7. "Call Me On Your Way Back Home"     3:09
8. "Damn, Sam (I Love a Woman That Rains)"     2:08
9. "Come Pick Me Up"   Ryan Adams and Van Alston 5:18
10. "To Be the One"     3:01
11. "Why Do They Leave?"     3:38
12. "Shakedown on 9th Street"     2:53
13. "Don't Ask for the Water"     2:56
14. "In My Time of Need"     5:39
15. "Sweet Lil Gal (23rd/1st)"     3:39
French bonus CD, Unreleased Tracks from the Heartbreaker sessions
No. Title Writer(s) Length
1. "Goodbye Honey"      
2. "To Be Young (Is To Be Sad Is To Be High)" (Acoustic version) Ryan Adams and David Rawlings  



  • Ryan Adams - vocals, acoustic guitar, electric guitar, harmonica, piano, banjo
  • Ethan Johns - drums, bass, Chamberlain, glockenspiel, B-3, vibes, backing vocals (2)
  • David Rawlings - backing vocals, acoustic guitar, electric guitar, banjo, tambourine
  • Gillian Welch - backing vocals, banjo, acoustic guitar, electric bass, "voice of Lucy"
  • Pat Sansone - piano (5, 9, 11), Chamberlin and organ (6), backing vocals (2)
  • Emmylou Harris - backing vocals (5)
  • Kim Richey - backing vocals (9)
  • Allison Pierce - backing vocals (11)


Other information[edit]

"Shakedown on 9th Street" was covered on the Red Dirt band No Justice's Live at Billy Bob's album in 2007.

"Oh My Sweet Carolina" has been covered at least twice. The song can be heard on the deluxe edition of Zac Brown Band's 2010 album You Get What You Give, as well as on the 2008 Portastatic release Some Small History.

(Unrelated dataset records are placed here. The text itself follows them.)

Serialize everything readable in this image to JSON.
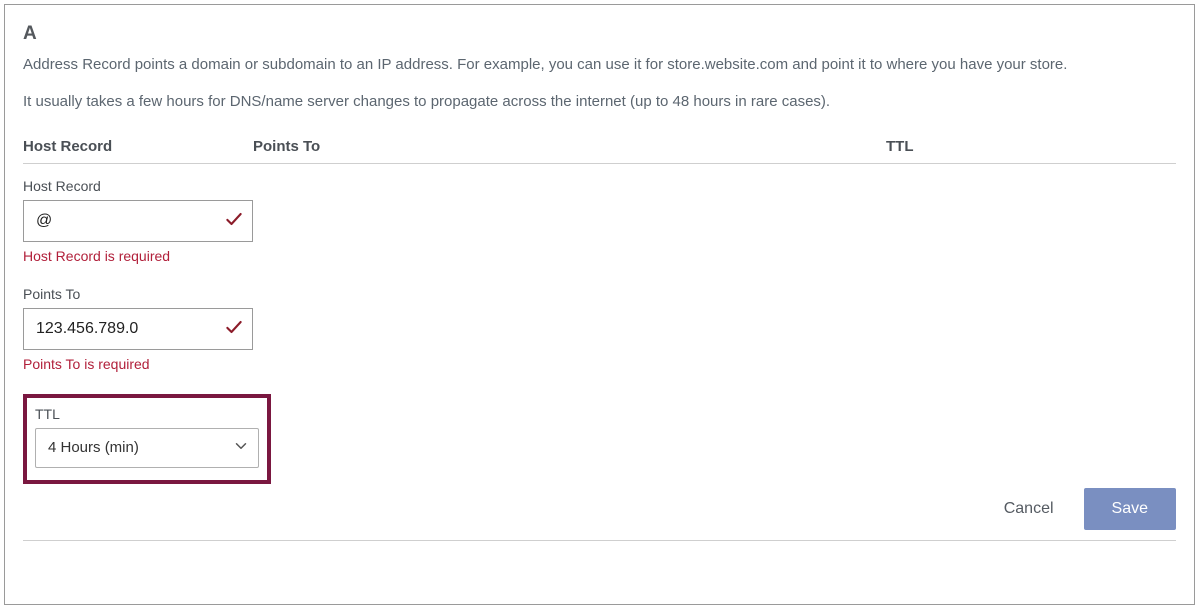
{
  "record_title": "A",
  "description_line1": "Address Record points a domain or subdomain to an IP address. For example, you can use it for store.website.com and point it to where you have your store.",
  "description_line2": "It usually takes a few hours for DNS/name server changes to propagate across the internet (up to 48 hours in rare cases).",
  "columns": {
    "host": "Host Record",
    "points_to": "Points To",
    "ttl": "TTL"
  },
  "fields": {
    "host": {
      "label": "Host Record",
      "value": "@",
      "error": "Host Record is required"
    },
    "points_to": {
      "label": "Points To",
      "value": "123.456.789.0",
      "error": "Points To is required"
    },
    "ttl": {
      "label": "TTL",
      "value": "4 Hours (min)"
    }
  },
  "actions": {
    "cancel": "Cancel",
    "save": "Save"
  }
}
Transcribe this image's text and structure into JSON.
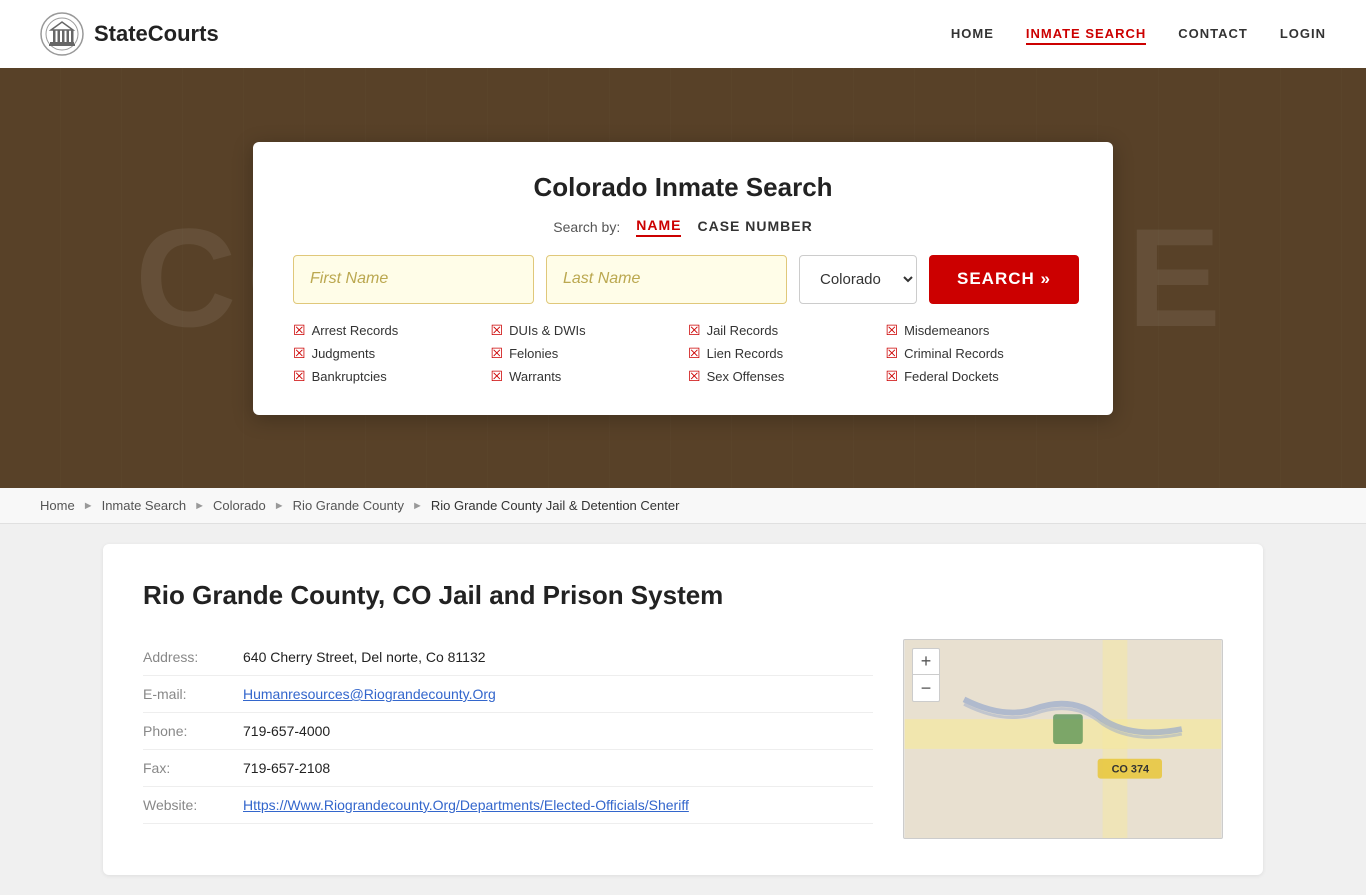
{
  "brand": {
    "name": "StateCourts",
    "logo_alt": "StateCourts logo"
  },
  "nav": {
    "links": [
      {
        "label": "HOME",
        "href": "#",
        "active": false
      },
      {
        "label": "INMATE SEARCH",
        "href": "#",
        "active": true
      },
      {
        "label": "CONTACT",
        "href": "#",
        "active": false
      },
      {
        "label": "LOGIN",
        "href": "#",
        "active": false
      }
    ]
  },
  "hero": {
    "word": "COURTHOUSE"
  },
  "search_card": {
    "title": "Colorado Inmate Search",
    "search_by_label": "Search by:",
    "tab_name": "NAME",
    "tab_case": "CASE NUMBER",
    "first_name_placeholder": "First Name",
    "last_name_placeholder": "Last Name",
    "state_default": "Colorado",
    "search_button": "SEARCH »",
    "checklist": [
      [
        "Arrest Records",
        "Judgments",
        "Bankruptcies"
      ],
      [
        "DUIs & DWIs",
        "Felonies",
        "Warrants"
      ],
      [
        "Jail Records",
        "Lien Records",
        "Sex Offenses"
      ],
      [
        "Misdemeanors",
        "Criminal Records",
        "Federal Dockets"
      ]
    ]
  },
  "breadcrumb": {
    "items": [
      {
        "label": "Home",
        "href": "#"
      },
      {
        "label": "Inmate Search",
        "href": "#"
      },
      {
        "label": "Colorado",
        "href": "#"
      },
      {
        "label": "Rio Grande County",
        "href": "#"
      },
      {
        "label": "Rio Grande County Jail & Detention Center",
        "href": "#",
        "current": true
      }
    ]
  },
  "content": {
    "title": "Rio Grande County, CO Jail and Prison System",
    "address_label": "Address:",
    "address_value": "640 Cherry Street, Del norte, Co 81132",
    "email_label": "E-mail:",
    "email_value": "Humanresources@Riograndecounty.Org",
    "phone_label": "Phone:",
    "phone_value": "719-657-4000",
    "fax_label": "Fax:",
    "fax_value": "719-657-2108",
    "website_label": "Website:",
    "website_value": "Https://Www.Riograndecounty.Org/Departments/Elected-Officials/Sheriff"
  },
  "map": {
    "plus": "+",
    "minus": "−"
  }
}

English DJ Mark Ronson remixed the song "Amy" for his 2007 album Version, of which singer Kenna provides vocals. The song "To Be Young (Is To Be Sad, Is To Be High)" is featured in the 2006 film Accepted, the 2002 film The Slaughter Rule, and the 2003 film Old School. A version of this song was also released in 2009 by David Rawlings on the Dave Rawlings Machine album "A Friend of a Friend." "Come Pick Me Up" is featured in the film Elizabethtown (which also featured two other Ryan Adams songs) and in a Series 2 episode of Skins. It was also named #285 on Pitchfork Media's "Top 500 songs of the 2000s." Joan Baez would cover "In My Time of Need" in 2003.

Elton John has famously credited the 'Heartbreaker' album as helping to regenerate his career and in 2002 he performed songs from it with Ryan Adams and did a joint interview with him where he thanked Ryan.[16]

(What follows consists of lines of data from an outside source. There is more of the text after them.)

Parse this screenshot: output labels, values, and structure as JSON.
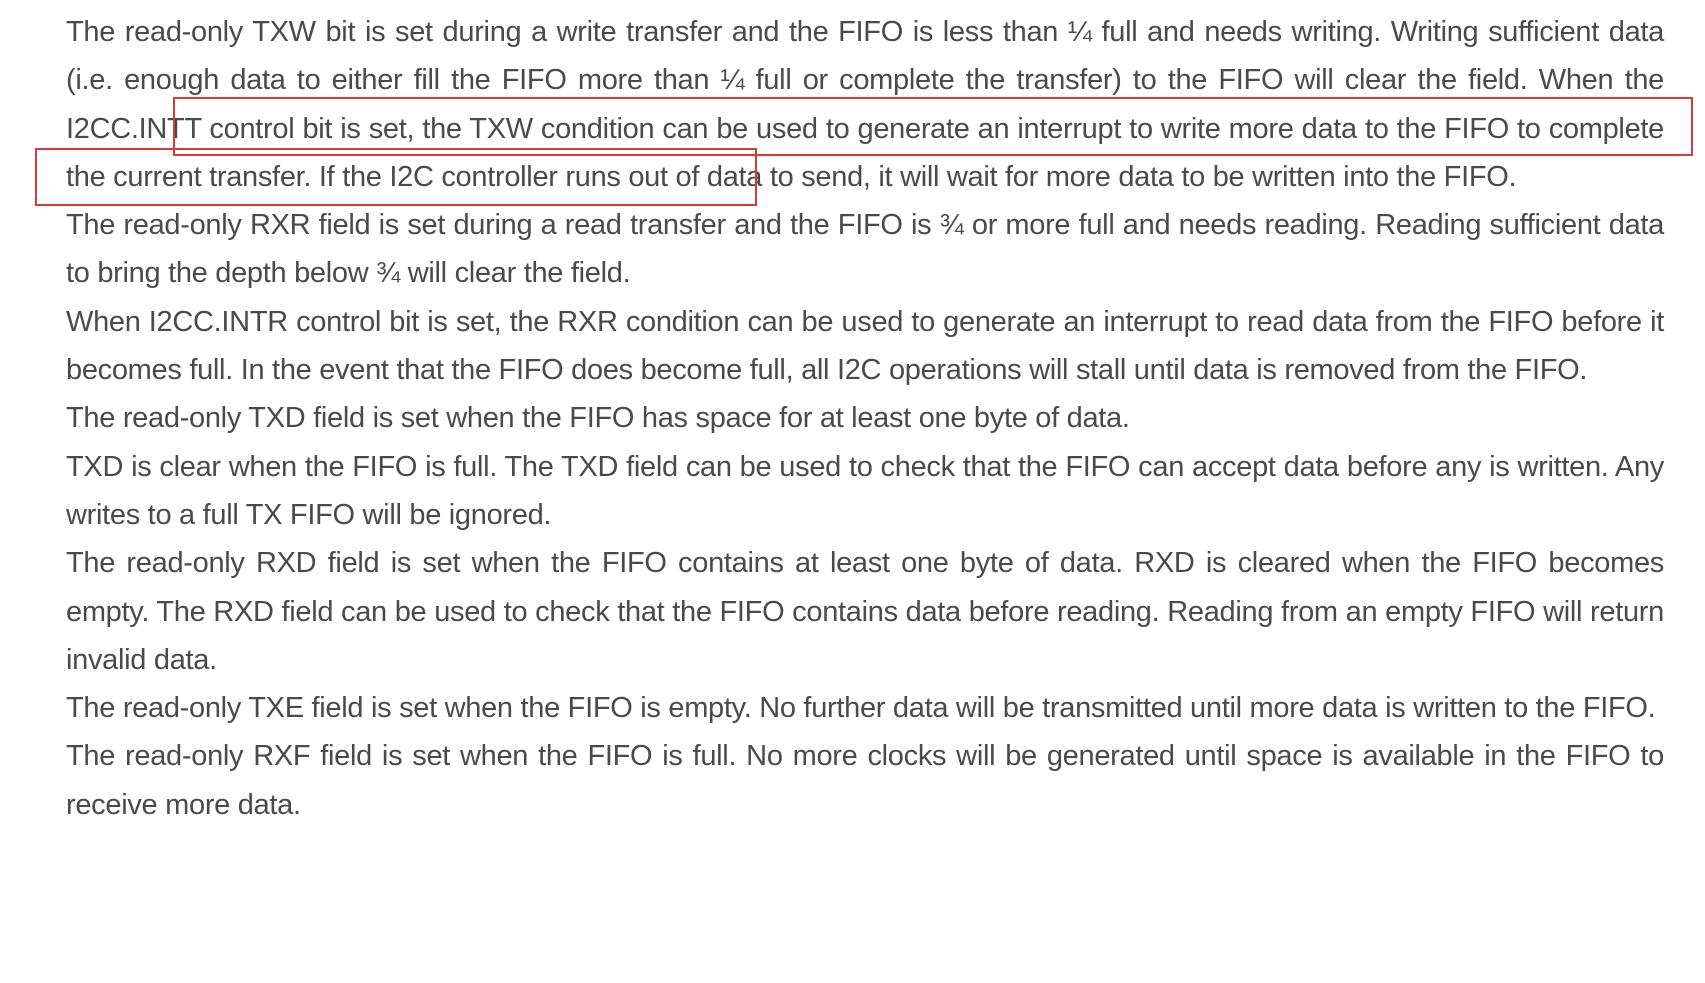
{
  "document": {
    "paragraphs": [
      {
        "before": "The read-only TXW bit is set during a write transfer and the FIFO is less than ¼ full and needs writing. Writing sufficient data (i.e. enough data to either fill the FIFO more than ¼ full or complete the transfer) to the FIFO will clear the field.",
        "highlight": " When the I2CC.INTT control bit is set, the TXW condition can be used to generate an interrupt to write more data to the FIFO to complete the current transfer.",
        "after": " If the I2C controller runs out of data to send, it will wait for more data to be written into the FIFO."
      },
      {
        "text": "The read-only RXR field is set during a read transfer and the FIFO is ¾ or more full and needs reading. Reading sufficient data to bring the depth below ¾ will clear the field."
      },
      {
        "text": "When I2CC.INTR control bit is set, the RXR condition can be used to generate an interrupt to read data from the FIFO before it becomes full. In the event that the FIFO does become full, all I2C operations will stall until data is removed from the FIFO."
      },
      {
        "text": "The read-only TXD field is set when the FIFO has space for at least one byte of data."
      },
      {
        "text": "TXD is clear when the FIFO is full. The TXD field can be used to check that the FIFO can accept data before any is written. Any writes to a full TX FIFO will be ignored."
      },
      {
        "text": "The read-only RXD field is set when the FIFO contains at least one byte of data. RXD is cleared when the FIFO becomes empty. The RXD field can be used to check that the FIFO contains data before reading. Reading from an empty FIFO will return invalid data."
      },
      {
        "text": "The read-only TXE field is set when the FIFO is empty. No further data will be transmitted until more data is written to the FIFO."
      },
      {
        "text": "The read-only RXF field is set when the FIFO is full. No more clocks will be generated until space is available in the FIFO to receive more data."
      }
    ],
    "highlight_color": "#d83a3a"
  }
}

Chart positions[edit]


Country Peak
Ireland[17] 67
UK[18] 183


  1. ^ Ryan Adams: Saving Private Ryan
  2. ^ "News". Rolling Stone. Retrieved 2012-02-20. 
  3. ^ a b Deming, Mark. "Heartbreaker – Ryan Adams". AllMusic. Retrieved May 20, 2012. 
  4. ^ Renshaw, Jerry (September 29, 2000). "Review: Ryan Adams Heartbreaker; Caitlin Cary Waltzie". The Austin Chronicle. Retrieved April 30, 2013. 
  5. ^ Larkin, Colin (2007). The Encyclopedia of Popular Music (5th ed.). Omnibus Press. ISBN 0-857-12595-8. 
  6. ^ Sullivan, James (September 8, 2000). "Heartbreaker". Entertainment Weekly. Retrieved April 30, 2013. 
  7. ^ Chick, Stevie (November 27, 2000). "Heartbreaker". NME: 34. Retrieved April 30, 2013. 
  8. ^ a b Byrd, Steven (September 5, 2000). "Ryan Adams: Heartbreaker". Pitchfork Media. Retrieved May 20, 2012. 
  9. ^ "Ryan Adams: Heartbreaker". Q (172): 104. January 2001. 
  10. ^ a b DeCurtis, Anthony (September 14, 2000). "Heartbreaker". Rolling Stone. Retrieved May 20, 2012. 
  11. ^ Brackett, Nathan; Hoard, Christian, eds. (2004). The New Rolling Stone Album Guide. Simon & Schuster. p. 6. ISBN 0-743-20169-8. 
  12. ^ H., Andrew (June 11, 2005). "Ryan Adams – Heartbreaker (album review 2)". Sputnikmusic. Retrieved April 30, 2013. 
  13. ^ Phipps, Keith (September 5, 2000). "Ryan Adams: Heartbreaker". The A.V. Club. Retrieved May 20, 2012. 
  14. ^ Christgau, Robert (April 3, 2001). "Consumer Guide: Vibrators". The Village Voice. Retrieved August 27, 2015. 
  15. ^ Christgau, Robert. "Key to Icons". RobertChristgau.com. Retrieved 15 January 2016. 
  16. ^ Jon Wiederhorn (2001-10-04). "Elton John Bags Technology; Praises Eminem, Ryan Adams". MTV. Retrieved 2014-10-24. 
  17. ^ "Irish Charts". Irish-charts.com. Retrieved 2009-11-22. 
  18. ^ "UK Chart Log". zobbel.de. Retrieved 2009-11-22.